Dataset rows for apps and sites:
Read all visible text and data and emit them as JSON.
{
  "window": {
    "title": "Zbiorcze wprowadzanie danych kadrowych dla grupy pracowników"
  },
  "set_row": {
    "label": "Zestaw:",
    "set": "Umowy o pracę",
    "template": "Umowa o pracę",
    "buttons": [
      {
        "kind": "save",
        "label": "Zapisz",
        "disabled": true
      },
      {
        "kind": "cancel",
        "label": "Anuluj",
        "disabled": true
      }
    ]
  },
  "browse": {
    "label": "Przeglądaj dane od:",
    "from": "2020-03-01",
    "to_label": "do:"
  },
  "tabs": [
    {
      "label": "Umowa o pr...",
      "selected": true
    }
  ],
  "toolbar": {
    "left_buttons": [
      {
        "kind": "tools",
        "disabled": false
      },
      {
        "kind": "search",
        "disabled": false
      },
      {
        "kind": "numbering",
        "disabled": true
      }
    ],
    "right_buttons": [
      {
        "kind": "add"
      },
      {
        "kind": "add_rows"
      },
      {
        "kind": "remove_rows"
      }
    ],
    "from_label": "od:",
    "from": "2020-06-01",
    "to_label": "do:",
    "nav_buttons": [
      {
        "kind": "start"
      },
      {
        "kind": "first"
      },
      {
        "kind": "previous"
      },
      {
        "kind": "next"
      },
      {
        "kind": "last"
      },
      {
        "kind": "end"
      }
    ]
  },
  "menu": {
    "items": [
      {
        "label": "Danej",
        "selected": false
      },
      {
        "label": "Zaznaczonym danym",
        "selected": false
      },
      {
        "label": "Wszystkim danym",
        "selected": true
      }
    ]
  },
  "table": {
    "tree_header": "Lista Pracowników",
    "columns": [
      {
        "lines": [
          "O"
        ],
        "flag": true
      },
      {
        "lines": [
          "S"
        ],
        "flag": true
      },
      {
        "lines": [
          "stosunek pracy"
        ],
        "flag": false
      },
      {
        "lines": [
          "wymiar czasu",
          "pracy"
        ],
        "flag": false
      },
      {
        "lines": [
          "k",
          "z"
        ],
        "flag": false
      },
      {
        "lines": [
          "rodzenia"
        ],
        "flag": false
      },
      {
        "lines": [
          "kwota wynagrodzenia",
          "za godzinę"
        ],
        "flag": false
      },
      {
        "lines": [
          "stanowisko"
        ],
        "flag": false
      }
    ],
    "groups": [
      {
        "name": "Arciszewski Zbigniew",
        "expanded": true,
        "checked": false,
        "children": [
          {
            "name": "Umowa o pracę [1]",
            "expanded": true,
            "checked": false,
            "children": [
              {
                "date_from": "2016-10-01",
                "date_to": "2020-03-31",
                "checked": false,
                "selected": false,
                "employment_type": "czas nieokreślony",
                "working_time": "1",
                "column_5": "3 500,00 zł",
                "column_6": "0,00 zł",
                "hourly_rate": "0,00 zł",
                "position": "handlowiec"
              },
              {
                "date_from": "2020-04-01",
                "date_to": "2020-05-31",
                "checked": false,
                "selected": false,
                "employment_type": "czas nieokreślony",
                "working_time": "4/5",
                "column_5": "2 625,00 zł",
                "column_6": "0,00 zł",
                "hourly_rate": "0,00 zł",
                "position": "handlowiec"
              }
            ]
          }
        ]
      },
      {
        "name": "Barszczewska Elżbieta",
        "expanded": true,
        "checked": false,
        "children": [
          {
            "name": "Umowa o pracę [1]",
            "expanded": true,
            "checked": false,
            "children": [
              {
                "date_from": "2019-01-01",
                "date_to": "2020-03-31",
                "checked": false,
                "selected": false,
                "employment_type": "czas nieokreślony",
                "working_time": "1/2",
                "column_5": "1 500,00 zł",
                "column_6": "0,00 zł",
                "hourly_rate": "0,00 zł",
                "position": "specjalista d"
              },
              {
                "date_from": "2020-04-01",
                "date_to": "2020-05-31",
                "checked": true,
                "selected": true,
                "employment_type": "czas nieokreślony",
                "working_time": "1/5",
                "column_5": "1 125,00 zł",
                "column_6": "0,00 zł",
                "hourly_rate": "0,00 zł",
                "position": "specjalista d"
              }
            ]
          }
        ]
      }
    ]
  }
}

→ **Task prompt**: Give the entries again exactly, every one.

→ **Result**:
Read all visible text and data and emit them as JSON.
{
  "window": {
    "title": "Zbiorcze wprowadzanie danych kadrowych dla grupy pracowników"
  },
  "set_row": {
    "label": "Zestaw:",
    "set": "Umowy o pracę",
    "template": "Umowa o pracę",
    "buttons": [
      {
        "kind": "save",
        "label": "Zapisz",
        "disabled": true
      },
      {
        "kind": "cancel",
        "label": "Anuluj",
        "disabled": true
      }
    ]
  },
  "browse": {
    "label": "Przeglądaj dane od:",
    "from": "2020-03-01",
    "to_label": "do:"
  },
  "tabs": [
    {
      "label": "Umowa o pr...",
      "selected": true
    }
  ],
  "toolbar": {
    "left_buttons": [
      {
        "kind": "tools",
        "disabled": false
      },
      {
        "kind": "search",
        "disabled": false
      },
      {
        "kind": "numbering",
        "disabled": true
      }
    ],
    "right_buttons": [
      {
        "kind": "add"
      },
      {
        "kind": "add_rows"
      },
      {
        "kind": "remove_rows"
      }
    ],
    "from_label": "od:",
    "from": "2020-06-01",
    "to_label": "do:",
    "nav_buttons": [
      {
        "kind": "start"
      },
      {
        "kind": "first"
      },
      {
        "kind": "previous"
      },
      {
        "kind": "next"
      },
      {
        "kind": "last"
      },
      {
        "kind": "end"
      }
    ]
  },
  "menu": {
    "items": [
      {
        "label": "Danej",
        "selected": false
      },
      {
        "label": "Zaznaczonym danym",
        "selected": false
      },
      {
        "label": "Wszystkim danym",
        "selected": true
      }
    ]
  },
  "table": {
    "tree_header": "Lista Pracowników",
    "columns": [
      {
        "lines": [
          "O"
        ],
        "flag": true
      },
      {
        "lines": [
          "S"
        ],
        "flag": true
      },
      {
        "lines": [
          "stosunek pracy"
        ],
        "flag": false
      },
      {
        "lines": [
          "wymiar czasu",
          "pracy"
        ],
        "flag": false
      },
      {
        "lines": [
          "k",
          "z"
        ],
        "flag": false
      },
      {
        "lines": [
          "rodzenia"
        ],
        "flag": false
      },
      {
        "lines": [
          "kwota wynagrodzenia",
          "za godzinę"
        ],
        "flag": false
      },
      {
        "lines": [
          "stanowisko"
        ],
        "flag": false
      }
    ],
    "groups": [
      {
        "name": "Arciszewski Zbigniew",
        "expanded": true,
        "checked": false,
        "children": [
          {
            "name": "Umowa o pracę [1]",
            "expanded": true,
            "checked": false,
            "children": [
              {
                "date_from": "2016-10-01",
                "date_to": "2020-03-31",
                "checked": false,
                "selected": false,
                "employment_type": "czas nieokreślony",
                "working_time": "1",
                "column_5": "3 500,00 zł",
                "column_6": "0,00 zł",
                "hourly_rate": "0,00 zł",
                "position": "handlowiec"
              },
              {
                "date_from": "2020-04-01",
                "date_to": "2020-05-31",
                "checked": false,
                "selected": false,
                "employment_type": "czas nieokreślony",
                "working_time": "4/5",
                "column_5": "2 625,00 zł",
                "column_6": "0,00 zł",
                "hourly_rate": "0,00 zł",
                "position": "handlowiec"
              }
            ]
          }
        ]
      },
      {
        "name": "Barszczewska Elżbieta",
        "expanded": true,
        "checked": false,
        "children": [
          {
            "name": "Umowa o pracę [1]",
            "expanded": true,
            "checked": false,
            "children": [
              {
                "date_from": "2019-01-01",
                "date_to": "2020-03-31",
                "checked": false,
                "selected": false,
                "employment_type": "czas nieokreślony",
                "working_time": "1/2",
                "column_5": "1 500,00 zł",
                "column_6": "0,00 zł",
                "hourly_rate": "0,00 zł",
                "position": "specjalista d"
              },
              {
                "date_from": "2020-04-01",
                "date_to": "2020-05-31",
                "checked": true,
                "selected": true,
                "employment_type": "czas nieokreślony",
                "working_time": "1/5",
                "column_5": "1 125,00 zł",
                "column_6": "0,00 zł",
                "hourly_rate": "0,00 zł",
                "position": "specjalista d"
              }
            ]
          }
        ]
      }
    ]
  }
}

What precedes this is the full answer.